■ **EXERCISE DETAILS**
Nothing but the entries, copied exactly, should appear in the response.

■ **Stored items**
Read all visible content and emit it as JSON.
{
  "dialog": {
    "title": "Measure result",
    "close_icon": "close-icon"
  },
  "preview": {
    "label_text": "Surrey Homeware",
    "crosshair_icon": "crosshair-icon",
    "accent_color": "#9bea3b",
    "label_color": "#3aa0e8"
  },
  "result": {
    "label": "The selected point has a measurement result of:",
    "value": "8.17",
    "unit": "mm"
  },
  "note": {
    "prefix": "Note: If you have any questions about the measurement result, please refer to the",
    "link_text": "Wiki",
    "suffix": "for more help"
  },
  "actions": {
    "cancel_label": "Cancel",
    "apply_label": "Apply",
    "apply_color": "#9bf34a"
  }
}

■ **RESPONSE FOR THIS EXERCISE**
Read all visible content and emit it as JSON.
{
  "dialog": {
    "title": "Measure result",
    "close_icon": "close-icon"
  },
  "preview": {
    "label_text": "Surrey Homeware",
    "crosshair_icon": "crosshair-icon",
    "accent_color": "#9bea3b",
    "label_color": "#3aa0e8"
  },
  "result": {
    "label": "The selected point has a measurement result of:",
    "value": "8.17",
    "unit": "mm"
  },
  "note": {
    "prefix": "Note: If you have any questions about the measurement result, please refer to the",
    "link_text": "Wiki",
    "suffix": "for more help"
  },
  "actions": {
    "cancel_label": "Cancel",
    "apply_label": "Apply",
    "apply_color": "#9bf34a"
  }
}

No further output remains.